  31. ^ The leading "other" candidate, Progressive Theodore Roosevelt, received 2,631 votes, while Socialist candidate Eugene Debs received 1,036 votes, Prohibition candidate Eugene Chafin received 121 votes, and Labor candidate Arthur Reimer received 27 votes.
  32. ^ Sullivan, Robert David; ‘How the Red and Blue Map Evolved Over the Past Century’; America Magazine in The National Catholic Review; June 29, 2016.
  33. ^ "Maryland Board of Elections Voter Registration Activity Report March 2024" (PDF). Maryland Board of Elections. Retrieved April 9, 2024.
  34. ^ JessJuanDring says (February 7, 2017). "Braddock's Defeat, 1755: French and Indian War". HistoryNet. Retrieved May 5, 2019.
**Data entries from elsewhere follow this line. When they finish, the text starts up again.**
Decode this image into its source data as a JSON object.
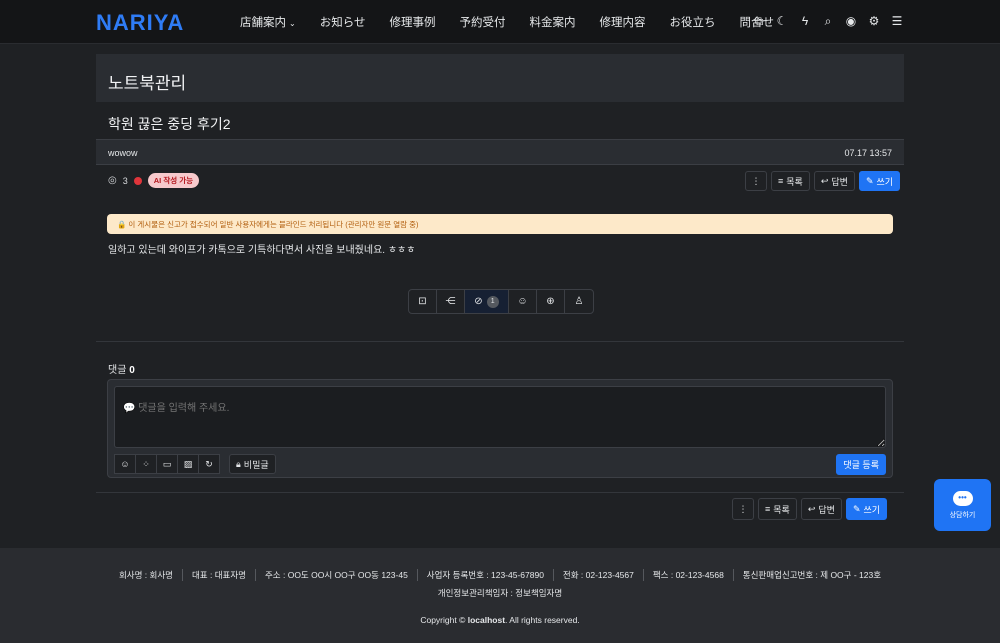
{
  "header": {
    "logo": "NARIYA",
    "nav": [
      "店舗案内",
      "お知らせ",
      "修理事例",
      "予約受付",
      "料金案内",
      "修理内容",
      "お役立ち",
      "問合せ"
    ],
    "nav_chevron": "⌄",
    "icons": [
      "translate-icon",
      "moon-icon",
      "bolt-icon",
      "search-icon",
      "user-icon",
      "gear-icon",
      "menu-icon"
    ]
  },
  "board": {
    "title": "노트북관리"
  },
  "post": {
    "title": "학원 끊은 중딩 후기2",
    "author": "wowow",
    "date": "07.17 13:57",
    "views": "3",
    "ai_badge": "AI 작성 가능",
    "notice": "🔒 이 게시물은 신고가 접수되어 일반 사용자에게는 블라인드 처리됩니다 (관리자만 원문 열람 중)",
    "body": "일하고 있는데 와이프가 카톡으로 기특하다면서 사진을 보내줬네요. ㅎㅎㅎ",
    "action_count": "1"
  },
  "buttons": {
    "more": "⋮",
    "list": "목록",
    "reply": "답변",
    "write": "쓰기"
  },
  "comments": {
    "label": "댓글",
    "count": "0",
    "placeholder": "💬 댓글을 입력해 주세요.",
    "secret": "비밀글",
    "submit": "댓글 등록"
  },
  "chat_fab": {
    "label": "상담하기",
    "bubble": "•••"
  },
  "footer": {
    "row1": [
      "회사명 : 회사명",
      "대표 : 대표자명",
      "주소 : OO도 OO시 OO구 OO동 123-45",
      "사업자 등록번호 : 123-45-67890",
      "전화 : 02-123-4567",
      "팩스 : 02-123-4568",
      "통신판매업신고번호 : 제 OO구 - 123호"
    ],
    "row2": "개인정보관리책임자 : 정보책임자명",
    "copyright_pre": "Copyright ©",
    "copyright_host": "localhost",
    "copyright_post": ". All rights reserved."
  },
  "colors": {
    "accent": "#1f74f4",
    "logo": "#2f7cf6",
    "badge_red": "#e0353b",
    "notice_bg": "#fde9c9"
  }
}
  35. ^ Farmington, Mailing Address: 1 Washington Parkway; Us, PA 15437 Phone:329-5512 Contact. "The National Road - Fort Necessity National Battlefield (U.S. National Park Service)". Retrieved May 5, 2019.((cite web)): CS1 maint: numeric names: authors list (link)
  36. ^ "National Road and Monument". C&O Canal Trust. Retrieved May 5, 2019.
  37. ^ "Allegany County Public Schools / Homepage". Retrieved May 5, 2019.
  38. ^ "Private Schools | Allegany County, Maryland Chamber of Commerce |". Retrieved May 5, 2019.
  39. ^ "Frostburg State University". Retrieved May 5, 2019.
  40. ^ "Home | Allegany College of Maryland". Retrieved May 5, 2019.
  41. ^ a b Who Was Who in America, Historical Volume, 1607–1896. Chicago: Marquis Who's Who. 1963.
  42. ^ "Something so good, so true from the start". April 25, 2019.

39°38′N 78°41′W / 39.63°N 78.69°W / 39.63; -78.69